**Your objective**:
An exact copy of all the data is required, with pictures left out.

Dataset Start Marker

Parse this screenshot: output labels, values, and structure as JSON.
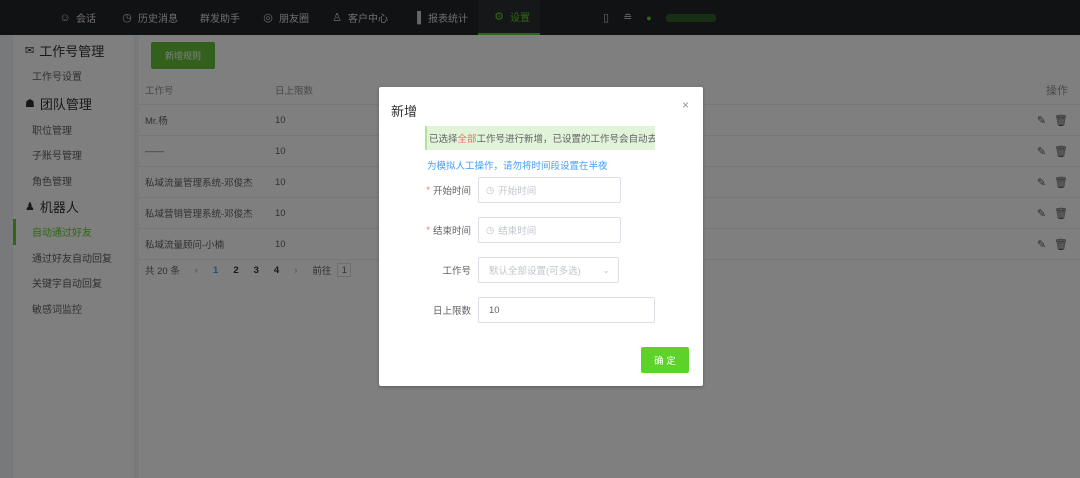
{
  "topnav": {
    "items": [
      {
        "icon": "chat-bubble-icon",
        "glyph": "☺",
        "label": "会话"
      },
      {
        "icon": "clock-icon",
        "glyph": "◷",
        "label": "历史消息"
      },
      {
        "icon": "",
        "glyph": "",
        "label": "群发助手"
      },
      {
        "icon": "aperture-icon",
        "glyph": "◎",
        "label": "朋友圈"
      },
      {
        "icon": "person-icon",
        "glyph": "♙",
        "label": "客户中心"
      },
      {
        "icon": "bar-chart-icon",
        "glyph": "▐",
        "label": "报表统计"
      },
      {
        "icon": "gear-icon",
        "glyph": "⚙",
        "label": "设置"
      }
    ],
    "active_index": 6,
    "right_icons": [
      "book-icon",
      "database-icon",
      "user-icon"
    ],
    "accent_color": "#5fcf2b"
  },
  "sidebar": {
    "groups": [
      {
        "icon": "wechat-icon",
        "glyph": "✉",
        "title": "工作号管理",
        "items": [
          "工作号设置"
        ]
      },
      {
        "icon": "team-icon",
        "glyph": "☗",
        "title": "团队管理",
        "items": [
          "职位管理",
          "子账号管理",
          "角色管理"
        ]
      },
      {
        "icon": "robot-icon",
        "glyph": "♟",
        "title": "机器人",
        "items": [
          "自动通过好友",
          "通过好友自动回复",
          "关键字自动回复",
          "敏感词监控"
        ]
      }
    ],
    "active_item": "自动通过好友"
  },
  "main": {
    "add_rule_label": "新增规则",
    "columns": [
      "工作号",
      "日上限数",
      "",
      "",
      "操作"
    ],
    "rows": [
      {
        "account": "Mr.杨",
        "limit": "10"
      },
      {
        "account": "——",
        "limit": "10"
      },
      {
        "account": "私域流量管理系统-邓俊杰",
        "limit": "10"
      },
      {
        "account": "私域营销管理系统-邓俊杰",
        "limit": "10"
      },
      {
        "account": "私域流量顾问-小楠",
        "limit": "10"
      }
    ],
    "row_action_icons": [
      "edit-icon",
      "trash-icon"
    ],
    "pagination": {
      "total": "共 20 条",
      "pages": [
        "1",
        "2",
        "3",
        "4"
      ],
      "current": "1",
      "goto_label": "前往",
      "goto_value": "1"
    }
  },
  "dialog": {
    "title": "新增",
    "close_glyph": "×",
    "notice_prefix": "已选择",
    "notice_highlight": "全部",
    "notice_suffix": "工作号进行新增，已设置的工作号会自动去重",
    "hint": "为模拟人工操作，请勿将时间段设置在半夜",
    "fields": {
      "start_time": {
        "label": "开始时间",
        "placeholder": "开始时间",
        "required": true
      },
      "end_time": {
        "label": "结束时间",
        "placeholder": "结束时间",
        "required": true
      },
      "account": {
        "label": "工作号",
        "placeholder": "默认全部设置(可多选)"
      },
      "daily_limit": {
        "label": "日上限数",
        "value": "10"
      }
    },
    "confirm_label": "确 定",
    "confirm_color": "#5dd32a"
  }
}
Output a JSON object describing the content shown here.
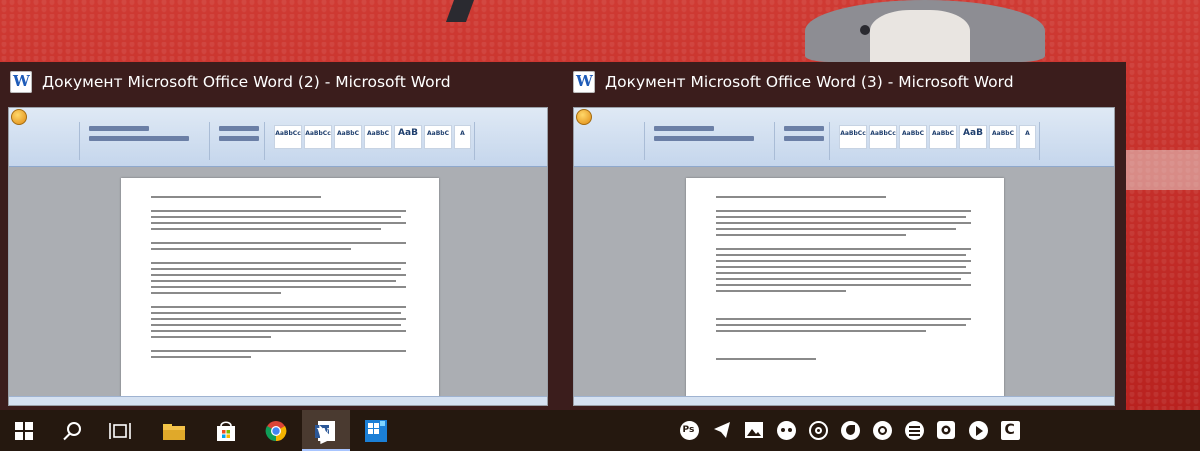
{
  "flyout": {
    "windows": [
      {
        "title": "Документ Microsoft Office Word (2) - Microsoft Word",
        "icon": "word-icon"
      },
      {
        "title": "Документ Microsoft Office Word (3) - Microsoft Word",
        "icon": "word-icon"
      }
    ]
  },
  "colors": {
    "wallpaper_red": "#c8312c",
    "flyout_bg": "#3b1d1c",
    "taskbar_bg": "#25180f",
    "active_indicator": "#a8c5ff"
  },
  "taskbar": {
    "buttons": [
      {
        "name": "start-icon"
      },
      {
        "name": "search-icon"
      },
      {
        "name": "task-view-icon"
      },
      {
        "name": "file-explorer-icon"
      },
      {
        "name": "store-icon"
      },
      {
        "name": "chrome-icon"
      },
      {
        "name": "word-icon",
        "active": true
      },
      {
        "name": "app-tile-icon"
      }
    ],
    "tray": [
      {
        "name": "photoshop-icon",
        "label": "Ps"
      },
      {
        "name": "telegram-icon"
      },
      {
        "name": "photos-icon"
      },
      {
        "name": "eye-icon"
      },
      {
        "name": "chrome-tray-icon"
      },
      {
        "name": "firefox-icon"
      },
      {
        "name": "settings-app-icon"
      },
      {
        "name": "stack-icon"
      },
      {
        "name": "media-icon"
      },
      {
        "name": "play-icon"
      },
      {
        "name": "ccleaner-icon",
        "label": "C"
      }
    ]
  }
}
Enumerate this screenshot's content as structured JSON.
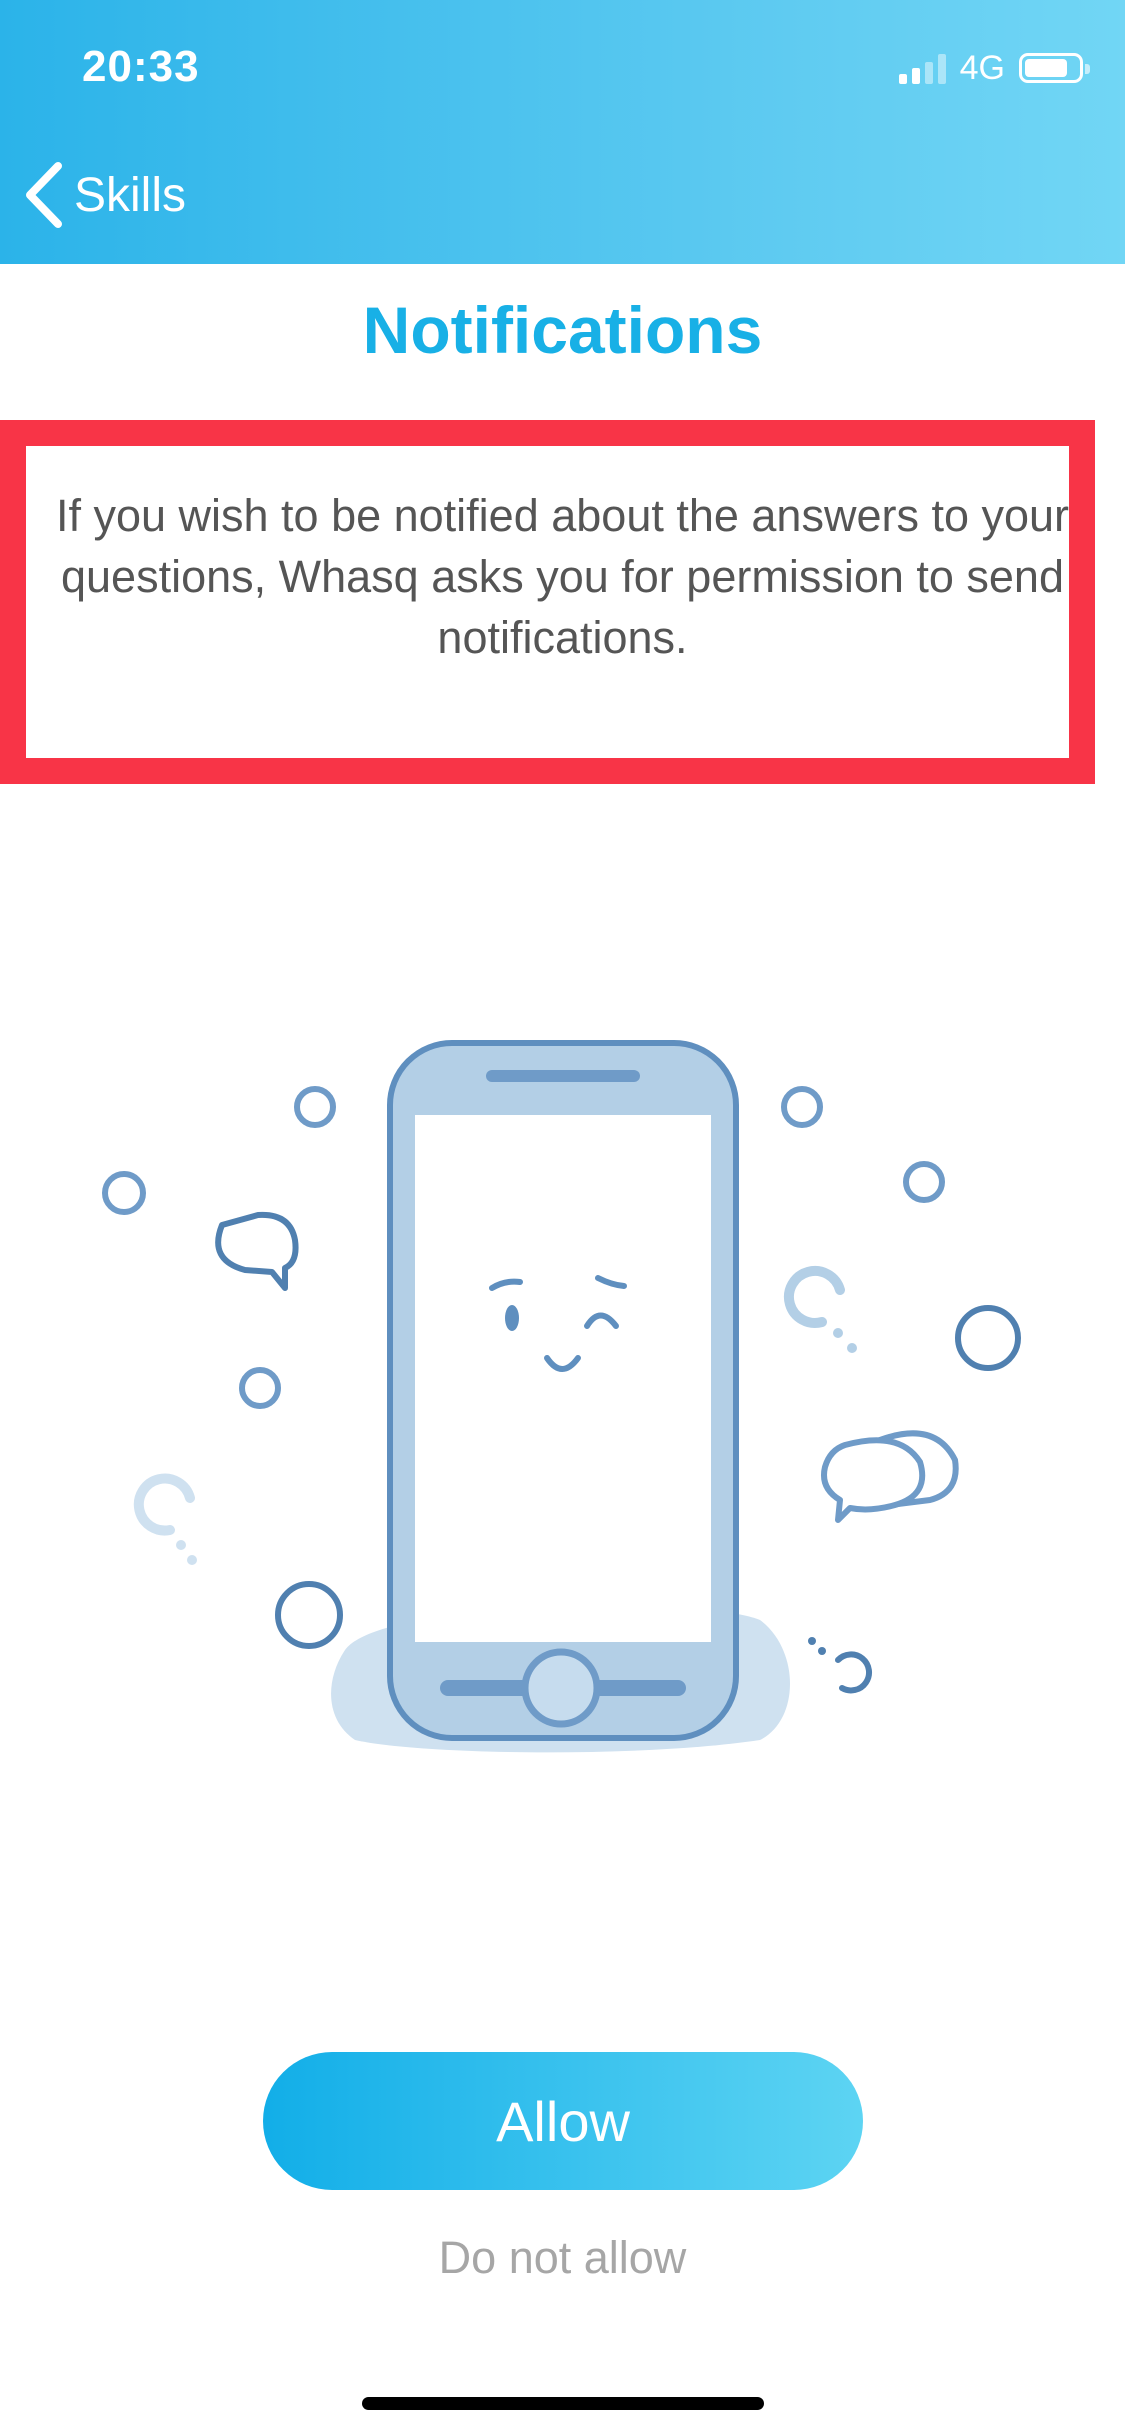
{
  "status_bar": {
    "time": "20:33",
    "network": "4G",
    "signal_icon": "signal-bars-icon",
    "battery_icon": "battery-icon"
  },
  "nav": {
    "back_label": "Skills",
    "back_icon": "chevron-left-icon"
  },
  "page": {
    "title": "Notifications",
    "description": "If you wish to be notified about the answers to your questions, Whasq asks you for permission to send notifications."
  },
  "actions": {
    "allow_label": "Allow",
    "deny_label": "Do not allow"
  },
  "colors": {
    "accent": "#18b0e6",
    "highlight_border": "#f83447",
    "illustration_stroke": "#5f8fbf",
    "illustration_fill": "#b3cfe6"
  }
}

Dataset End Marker

**Exercise answer**:
Parse this screenshot: output labels, values, and structure as JSON.
{
  "topnav": {
    "items": [
      {
        "icon": "chat-bubble-icon",
        "glyph": "☺",
        "label": "会话"
      },
      {
        "icon": "clock-icon",
        "glyph": "◷",
        "label": "历史消息"
      },
      {
        "icon": "",
        "glyph": "",
        "label": "群发助手"
      },
      {
        "icon": "aperture-icon",
        "glyph": "◎",
        "label": "朋友圈"
      },
      {
        "icon": "person-icon",
        "glyph": "♙",
        "label": "客户中心"
      },
      {
        "icon": "bar-chart-icon",
        "glyph": "▐",
        "label": "报表统计"
      },
      {
        "icon": "gear-icon",
        "glyph": "⚙",
        "label": "设置"
      }
    ],
    "active_index": 6,
    "right_icons": [
      "book-icon",
      "database-icon",
      "user-icon"
    ],
    "accent_color": "#5fcf2b"
  },
  "sidebar": {
    "groups": [
      {
        "icon": "wechat-icon",
        "glyph": "✉",
        "title": "工作号管理",
        "items": [
          "工作号设置"
        ]
      },
      {
        "icon": "team-icon",
        "glyph": "☗",
        "title": "团队管理",
        "items": [
          "职位管理",
          "子账号管理",
          "角色管理"
        ]
      },
      {
        "icon": "robot-icon",
        "glyph": "♟",
        "title": "机器人",
        "items": [
          "自动通过好友",
          "通过好友自动回复",
          "关键字自动回复",
          "敏感词监控"
        ]
      }
    ],
    "active_item": "自动通过好友"
  },
  "main": {
    "add_rule_label": "新增规则",
    "columns": [
      "工作号",
      "日上限数",
      "",
      "",
      "操作"
    ],
    "rows": [
      {
        "account": "Mr.杨",
        "limit": "10"
      },
      {
        "account": "——",
        "limit": "10"
      },
      {
        "account": "私域流量管理系统-邓俊杰",
        "limit": "10"
      },
      {
        "account": "私域营销管理系统-邓俊杰",
        "limit": "10"
      },
      {
        "account": "私域流量顾问-小楠",
        "limit": "10"
      }
    ],
    "row_action_icons": [
      "edit-icon",
      "trash-icon"
    ],
    "pagination": {
      "total": "共 20 条",
      "pages": [
        "1",
        "2",
        "3",
        "4"
      ],
      "current": "1",
      "goto_label": "前往",
      "goto_value": "1"
    }
  },
  "dialog": {
    "title": "新增",
    "close_glyph": "×",
    "notice_prefix": "已选择",
    "notice_highlight": "全部",
    "notice_suffix": "工作号进行新增，已设置的工作号会自动去重",
    "hint": "为模拟人工操作，请勿将时间段设置在半夜",
    "fields": {
      "start_time": {
        "label": "开始时间",
        "placeholder": "开始时间",
        "required": true
      },
      "end_time": {
        "label": "结束时间",
        "placeholder": "结束时间",
        "required": true
      },
      "account": {
        "label": "工作号",
        "placeholder": "默认全部设置(可多选)"
      },
      "daily_limit": {
        "label": "日上限数",
        "value": "10"
      }
    },
    "confirm_label": "确 定",
    "confirm_color": "#5dd32a"
  }
}
Output a JSON object describing the content shown here.
{
  "flyout": {
    "windows": [
      {
        "title": "Документ Microsoft Office Word (2) - Microsoft Word",
        "icon": "word-icon"
      },
      {
        "title": "Документ Microsoft Office Word (3) - Microsoft Word",
        "icon": "word-icon"
      }
    ]
  },
  "colors": {
    "wallpaper_red": "#c8312c",
    "flyout_bg": "#3b1d1c",
    "taskbar_bg": "#25180f",
    "active_indicator": "#a8c5ff"
  },
  "taskbar": {
    "buttons": [
      {
        "name": "start-icon"
      },
      {
        "name": "search-icon"
      },
      {
        "name": "task-view-icon"
      },
      {
        "name": "file-explorer-icon"
      },
      {
        "name": "store-icon"
      },
      {
        "name": "chrome-icon"
      },
      {
        "name": "word-icon",
        "active": true
      },
      {
        "name": "app-tile-icon"
      }
    ],
    "tray": [
      {
        "name": "photoshop-icon",
        "label": "Ps"
      },
      {
        "name": "telegram-icon"
      },
      {
        "name": "photos-icon"
      },
      {
        "name": "eye-icon"
      },
      {
        "name": "chrome-tray-icon"
      },
      {
        "name": "firefox-icon"
      },
      {
        "name": "settings-app-icon"
      },
      {
        "name": "stack-icon"
      },
      {
        "name": "media-icon"
      },
      {
        "name": "play-icon"
      },
      {
        "name": "ccleaner-icon",
        "label": "C"
      }
    ]
  }
}
Enumerate this screenshot's content as structured JSON.
{
  "status_bar": {
    "time": "20:33",
    "network": "4G",
    "signal_icon": "signal-bars-icon",
    "battery_icon": "battery-icon"
  },
  "nav": {
    "back_label": "Skills",
    "back_icon": "chevron-left-icon"
  },
  "page": {
    "title": "Notifications",
    "description": "If you wish to be notified about the answers to your questions, Whasq asks you for permission to send notifications."
  },
  "actions": {
    "allow_label": "Allow",
    "deny_label": "Do not allow"
  },
  "colors": {
    "accent": "#18b0e6",
    "highlight_border": "#f83447",
    "illustration_stroke": "#5f8fbf",
    "illustration_fill": "#b3cfe6"
  }
}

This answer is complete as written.